What the task asks:
Return the lines below in which the string "Test" occurs.

□ □ □

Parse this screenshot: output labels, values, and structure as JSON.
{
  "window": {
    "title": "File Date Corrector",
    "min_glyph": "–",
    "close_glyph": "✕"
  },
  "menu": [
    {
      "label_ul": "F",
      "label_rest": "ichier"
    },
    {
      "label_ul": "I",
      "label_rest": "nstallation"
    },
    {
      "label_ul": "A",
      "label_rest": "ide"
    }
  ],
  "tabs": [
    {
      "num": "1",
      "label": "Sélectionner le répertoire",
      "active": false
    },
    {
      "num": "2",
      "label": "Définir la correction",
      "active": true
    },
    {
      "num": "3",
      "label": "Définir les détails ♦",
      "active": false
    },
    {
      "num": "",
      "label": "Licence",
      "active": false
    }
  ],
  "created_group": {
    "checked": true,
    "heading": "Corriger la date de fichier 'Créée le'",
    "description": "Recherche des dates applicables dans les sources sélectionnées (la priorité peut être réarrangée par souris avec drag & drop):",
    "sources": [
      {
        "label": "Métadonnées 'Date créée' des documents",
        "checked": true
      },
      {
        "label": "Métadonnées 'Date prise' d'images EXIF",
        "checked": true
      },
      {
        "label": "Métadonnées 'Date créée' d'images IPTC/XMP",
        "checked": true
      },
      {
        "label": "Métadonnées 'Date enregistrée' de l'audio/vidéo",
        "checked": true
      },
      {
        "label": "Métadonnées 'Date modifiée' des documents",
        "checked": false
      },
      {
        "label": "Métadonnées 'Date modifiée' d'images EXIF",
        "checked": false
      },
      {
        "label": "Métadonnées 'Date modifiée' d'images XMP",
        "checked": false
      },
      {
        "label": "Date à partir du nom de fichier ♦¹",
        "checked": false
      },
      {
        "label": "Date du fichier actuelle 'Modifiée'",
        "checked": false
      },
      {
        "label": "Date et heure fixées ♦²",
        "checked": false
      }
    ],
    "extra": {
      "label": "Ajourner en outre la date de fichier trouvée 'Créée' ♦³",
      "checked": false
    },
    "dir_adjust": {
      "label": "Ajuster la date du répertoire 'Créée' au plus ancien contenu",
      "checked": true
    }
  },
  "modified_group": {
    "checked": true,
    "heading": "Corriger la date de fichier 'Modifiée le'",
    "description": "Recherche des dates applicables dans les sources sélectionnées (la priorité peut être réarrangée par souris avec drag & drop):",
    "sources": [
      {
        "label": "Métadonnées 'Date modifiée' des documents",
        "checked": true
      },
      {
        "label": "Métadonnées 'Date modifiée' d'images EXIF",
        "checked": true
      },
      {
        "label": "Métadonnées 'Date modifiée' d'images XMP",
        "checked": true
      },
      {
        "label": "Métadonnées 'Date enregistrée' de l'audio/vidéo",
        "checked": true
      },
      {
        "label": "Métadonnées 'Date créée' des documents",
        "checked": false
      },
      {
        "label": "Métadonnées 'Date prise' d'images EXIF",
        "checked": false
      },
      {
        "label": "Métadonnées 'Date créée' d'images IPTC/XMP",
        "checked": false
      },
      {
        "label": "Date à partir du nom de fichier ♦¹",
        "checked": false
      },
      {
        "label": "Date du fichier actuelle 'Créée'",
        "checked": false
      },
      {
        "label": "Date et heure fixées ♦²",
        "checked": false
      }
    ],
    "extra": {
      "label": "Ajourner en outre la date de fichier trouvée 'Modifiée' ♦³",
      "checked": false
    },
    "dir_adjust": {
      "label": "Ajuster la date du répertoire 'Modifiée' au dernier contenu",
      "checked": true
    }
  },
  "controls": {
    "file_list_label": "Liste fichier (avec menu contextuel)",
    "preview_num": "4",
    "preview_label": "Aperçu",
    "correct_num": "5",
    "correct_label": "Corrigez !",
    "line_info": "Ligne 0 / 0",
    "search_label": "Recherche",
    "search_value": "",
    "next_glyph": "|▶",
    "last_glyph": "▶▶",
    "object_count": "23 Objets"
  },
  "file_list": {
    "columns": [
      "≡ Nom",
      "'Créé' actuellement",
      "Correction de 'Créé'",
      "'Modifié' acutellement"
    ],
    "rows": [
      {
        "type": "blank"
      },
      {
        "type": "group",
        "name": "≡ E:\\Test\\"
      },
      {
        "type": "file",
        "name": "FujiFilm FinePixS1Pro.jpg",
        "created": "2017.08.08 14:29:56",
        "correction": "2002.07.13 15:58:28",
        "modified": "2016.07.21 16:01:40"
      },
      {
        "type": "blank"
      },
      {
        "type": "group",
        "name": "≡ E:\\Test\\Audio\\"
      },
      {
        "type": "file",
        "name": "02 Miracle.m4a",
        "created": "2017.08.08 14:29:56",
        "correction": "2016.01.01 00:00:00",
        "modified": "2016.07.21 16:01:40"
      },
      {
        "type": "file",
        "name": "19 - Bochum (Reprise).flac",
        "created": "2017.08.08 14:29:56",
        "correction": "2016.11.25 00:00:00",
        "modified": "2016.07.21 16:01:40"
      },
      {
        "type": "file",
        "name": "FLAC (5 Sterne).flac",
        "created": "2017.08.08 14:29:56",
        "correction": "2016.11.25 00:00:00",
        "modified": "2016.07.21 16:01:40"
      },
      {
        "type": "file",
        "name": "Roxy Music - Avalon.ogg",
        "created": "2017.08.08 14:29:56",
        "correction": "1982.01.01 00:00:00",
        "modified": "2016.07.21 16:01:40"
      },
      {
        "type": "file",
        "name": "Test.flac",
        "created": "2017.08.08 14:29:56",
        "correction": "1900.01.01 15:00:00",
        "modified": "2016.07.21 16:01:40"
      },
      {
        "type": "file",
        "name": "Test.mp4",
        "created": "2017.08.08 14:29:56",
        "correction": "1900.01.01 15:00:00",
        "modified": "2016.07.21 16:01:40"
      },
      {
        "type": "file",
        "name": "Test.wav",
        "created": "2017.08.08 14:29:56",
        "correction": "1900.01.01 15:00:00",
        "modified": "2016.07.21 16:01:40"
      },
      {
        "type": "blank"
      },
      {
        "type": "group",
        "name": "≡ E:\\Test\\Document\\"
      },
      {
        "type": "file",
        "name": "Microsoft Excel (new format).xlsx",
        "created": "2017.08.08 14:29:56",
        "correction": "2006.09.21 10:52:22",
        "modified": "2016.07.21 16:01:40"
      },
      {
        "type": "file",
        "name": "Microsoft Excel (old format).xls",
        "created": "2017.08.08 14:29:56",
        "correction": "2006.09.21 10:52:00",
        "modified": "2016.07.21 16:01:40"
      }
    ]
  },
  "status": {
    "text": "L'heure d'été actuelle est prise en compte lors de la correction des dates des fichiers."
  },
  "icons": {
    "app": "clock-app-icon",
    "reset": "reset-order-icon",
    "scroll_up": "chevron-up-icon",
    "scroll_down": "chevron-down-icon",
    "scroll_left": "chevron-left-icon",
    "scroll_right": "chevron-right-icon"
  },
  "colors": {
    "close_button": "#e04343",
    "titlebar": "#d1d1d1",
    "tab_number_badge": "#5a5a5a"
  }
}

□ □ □

Task output:
        "name": "≡ E:\\Test\\"
        "name": "≡ E:\\Test\\Audio\\"
        "name": "Test.flac",
        "name": "Test.mp4",
        "name": "Test.wav",
        "name": "≡ E:\\Test\\Document\\"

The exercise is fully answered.